An ambitious proposal to build a 7,000-kilometre trade and infrastructure corridor in Canada's North has taken a key step forward.
The Northern Corridor would link Canada's people, goods and natural resources with overseas and southern markets, and boost sovereignty and development in vast swaths of the country that are economically isolated, concludes the first feasibility study of the concept. The idea was launched a year ago by the University of Calgary's School of Public Policy and Montreal's Centre for Interuniversity Research and Analysis of Organizations.
Pipelines, railways, roads, electricity and transmission lines would share the right of way that extends from the Pacific to Atlantic oceans, the Beaufort Sea to the north, as well as Hudson Bay and the St. Lawrence Seaway, connecting to existing rails, roads, pipes and ports in the southern part of Canada.
"We think that it's got incredible potential merit in lowering trade costs between provinces and lowering trade costs in getting some of these landlocked areas access to tidewater," said G. Kent Fellows, a research associate at University of Calgary's School of Public Policy and a co-author of the feasibility study.
"Any time you decrease costs of trade you're going to have improvements in overall social and economic welfare. The idea is not just to be able to get things to market from the North and near North, but also trying to get goods and services from Southern Canada and tidewater into those areas, too. Because trade has to go both ways."
It is too soon to estimate the "multibillion-dollar" costs of the project, which would require assembling the property through negotiations with an untold number of public and private landowners, the study says. It also highlights several issues that need examining, including the engineering challenges, the business case, public-policy framework and the impact on people living in the North.

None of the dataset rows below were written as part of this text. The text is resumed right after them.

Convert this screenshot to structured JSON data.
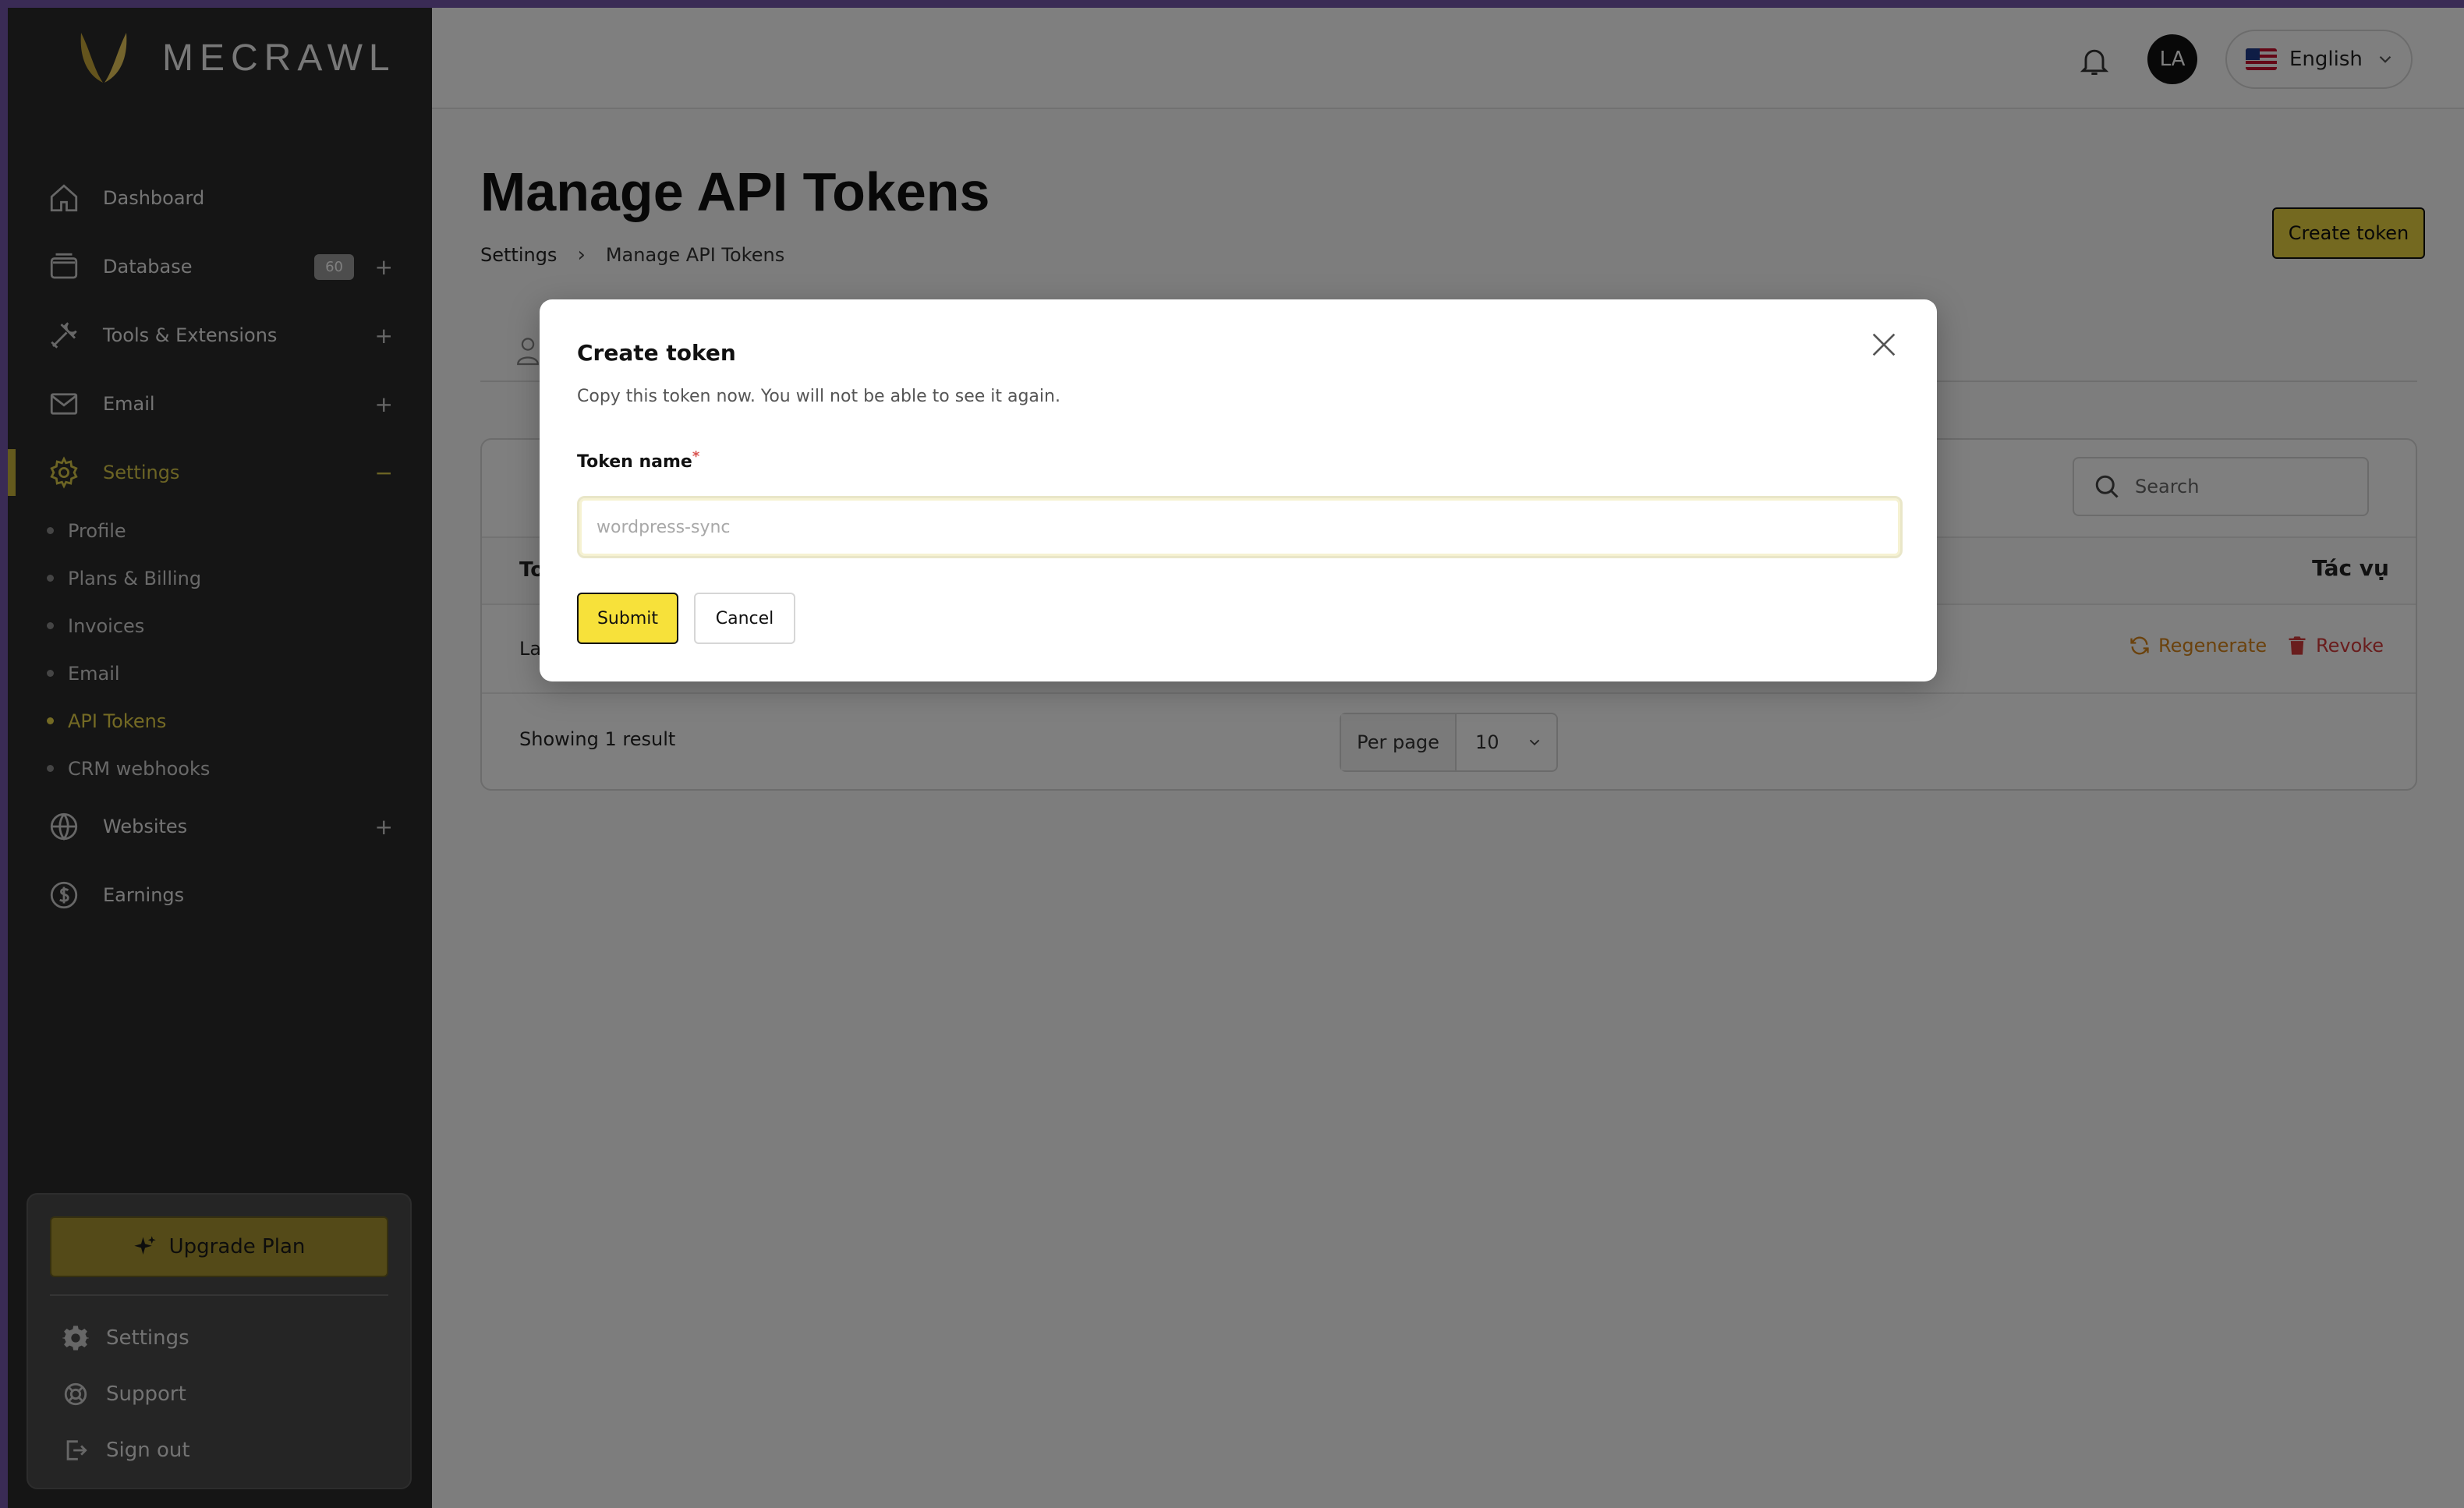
{
  "brand": {
    "name": "MECRAWL",
    "accent": "#e8d340"
  },
  "sidebar": {
    "items": [
      {
        "label": "Dashboard",
        "icon": "home-icon"
      },
      {
        "label": "Database",
        "icon": "database-icon",
        "badge": "60"
      },
      {
        "label": "Tools & Extensions",
        "icon": "tools-icon"
      },
      {
        "label": "Email",
        "icon": "mail-icon"
      },
      {
        "label": "Settings",
        "icon": "gear-icon"
      },
      {
        "label": "Websites",
        "icon": "globe-icon"
      },
      {
        "label": "Earnings",
        "icon": "dollar-icon"
      }
    ],
    "settings_sub": [
      "Profile",
      "Plans & Billing",
      "Invoices",
      "Email",
      "API Tokens",
      "CRM webhooks"
    ],
    "footer": {
      "upgrade": "Upgrade Plan",
      "settings": "Settings",
      "support": "Support",
      "signout": "Sign out"
    }
  },
  "topbar": {
    "avatar": "LA",
    "language": "English"
  },
  "page": {
    "title": "Manage API Tokens",
    "breadcrumb": [
      "Settings",
      "Manage API Tokens"
    ],
    "create_button": "Create token"
  },
  "table": {
    "search_placeholder": "Search",
    "col_first_partial": "To",
    "col_actions": "Tác vụ",
    "row_name_partial": "La",
    "regenerate": "Regenerate",
    "revoke": "Revoke",
    "showing": "Showing 1 result",
    "per_page_label": "Per page",
    "per_page_value": "10"
  },
  "modal": {
    "title": "Create token",
    "description": "Copy this token now. You will not be able to see it again.",
    "field_label": "Token name",
    "required_mark": "*",
    "placeholder": "wordpress-sync",
    "submit": "Submit",
    "cancel": "Cancel"
  }
}
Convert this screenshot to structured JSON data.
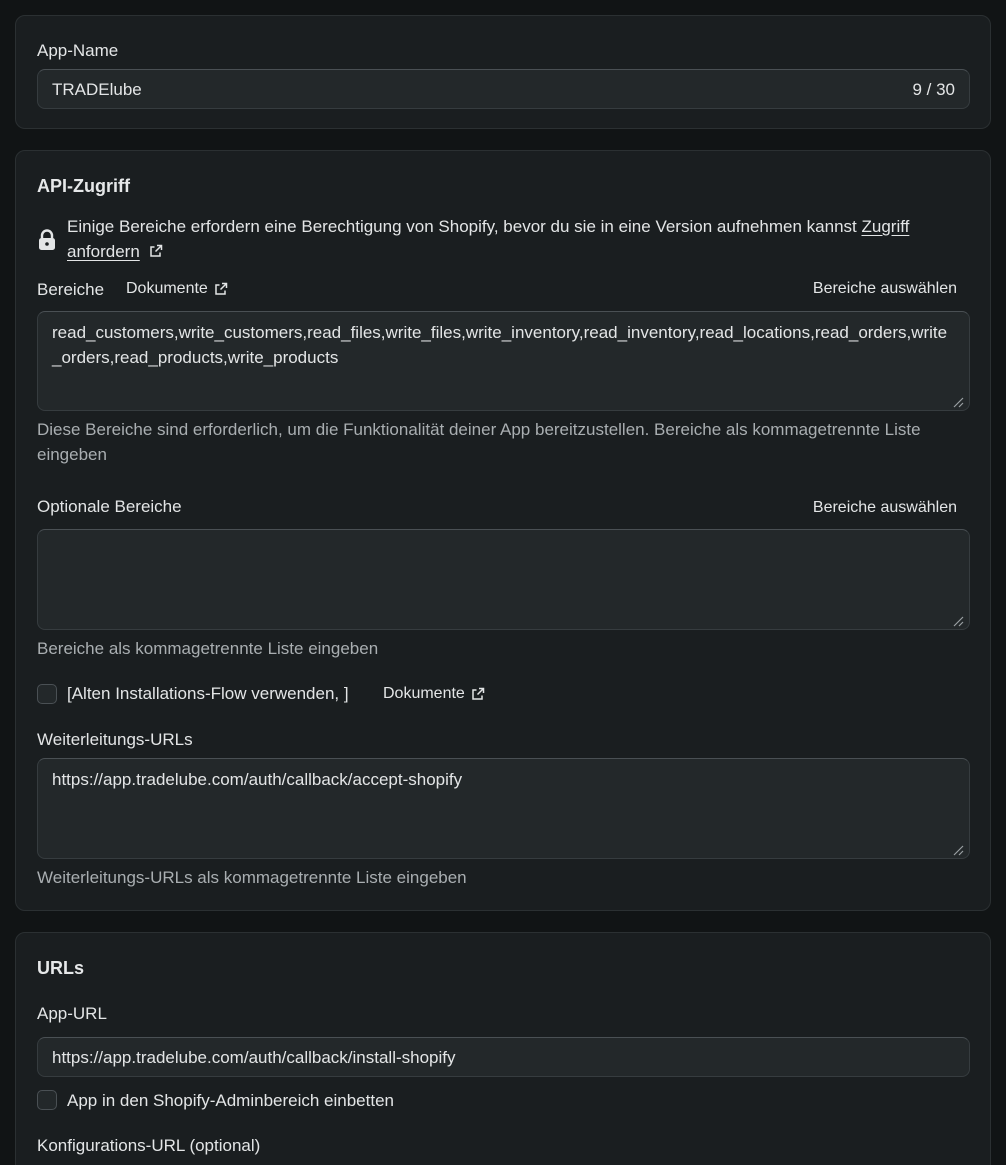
{
  "app_name_card": {
    "label": "App-Name",
    "value": "TRADElube",
    "counter": "9 / 30"
  },
  "api_card": {
    "heading": "API-Zugriff",
    "notice_text": "Einige Bereiche erfordern eine Berechtigung von Shopify, bevor du sie in eine Version aufnehmen kannst",
    "notice_link_line1": "Zugriff",
    "notice_link_line2": "anfordern",
    "scopes": {
      "label": "Bereiche",
      "docs_label": "Dokumente",
      "select_label": "Bereiche auswählen",
      "value": "read_customers,write_customers,read_files,write_files,write_inventory,read_inventory,read_locations,read_orders,write_orders,read_products,write_products",
      "help": "Diese Bereiche sind erforderlich, um die Funktionalität deiner App bereitzustellen. Bereiche als kommagetrennte Liste eingeben"
    },
    "optional_scopes": {
      "label": "Optionale Bereiche",
      "select_label": "Bereiche auswählen",
      "value": "",
      "help": "Bereiche als kommagetrennte Liste eingeben"
    },
    "legacy_flow": {
      "label": "[Alten Installations-Flow verwenden, ]",
      "docs_label": "Dokumente"
    },
    "redirect_urls": {
      "label": "Weiterleitungs-URLs",
      "value": "https://app.tradelube.com/auth/callback/accept-shopify",
      "help": "Weiterleitungs-URLs als kommagetrennte Liste eingeben"
    }
  },
  "urls_card": {
    "heading": "URLs",
    "app_url_label": "App-URL",
    "app_url_value": "https://app.tradelube.com/auth/callback/install-shopify",
    "embed_label": "App in den Shopify-Adminbereich einbetten",
    "config_url_label": "Konfigurations-URL (optional)"
  }
}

"This goes back to studies in the late 1960s looking at a northern corridor in Canada. No one's been talking about the idea more recently, but there is a precedent of trying to set up a general outline of what this looks like," Dr. Fellows said.
Canada is a country founded and bound together by transcontinental railroads, the St. Lawrence Seaway and the Trans-Canada Highway. But the country has outgrown much of this infrastructure. Depending on the economic cycle, the railways and highways are congested, and producers of oil and gas face a lack of access to pipelines. Pipeline companies, meanwhile, struggle to build new links with U.S. and overseas markets amid opposition from environmental groups.
The Northern Corridor would offer a streamlined and less burdensome regulatory process to pipeline companies and others seeking to build transportation infrastructure.
"Once you've got the right of way in place, you've got the surveying done for them, you've made it a lot easier for these private sector companies to take advantage of the existing corridor and make those investments when it makes economic sense for them," Dr. Fellows said by phone.
The proposal would also foster the growth of northern towns and cities, making living in the North more affordable by cutting transportation costs and living expenses, he said.
At the same time, climate change is opening new trade routes through northern waters, gradually pushing the grain belt north and making once-remote communities more liveable.
"We want to be poised to take advantage of this," Dr. Fellows said. "We have a lot of towns in the North and near North but a lot of them are cut off from the transportation infrastructure so they haven't been able to flourish."
The corridor would provide better links to overseas markets, which are growing and, in some cases, surpassing the United States in importance.
Asia is the biggest buyer of Canada's crops, forest products and ores, while 97 per cent of Canada's oil and gas exports are bought by the United States.
New and pending trade deals with Asia-Pacific region and Europe underscore the need for new routes, the study said, and better access to these markets strengthens Canada's ability to resolve trade disputes with the United States.
"The Northern Corridor would also be instrumental in securing and legitimizing Canada's sovereignty over contiguous land and sea areas in the Arctic," the study said. "Our [northern] neighbours are positioning themselves for claims related to land and water territory that will inevitably be in conflict with Canada's interests. This will only intensify as access through the Northwest Passage improves for both shipping and exploration and development."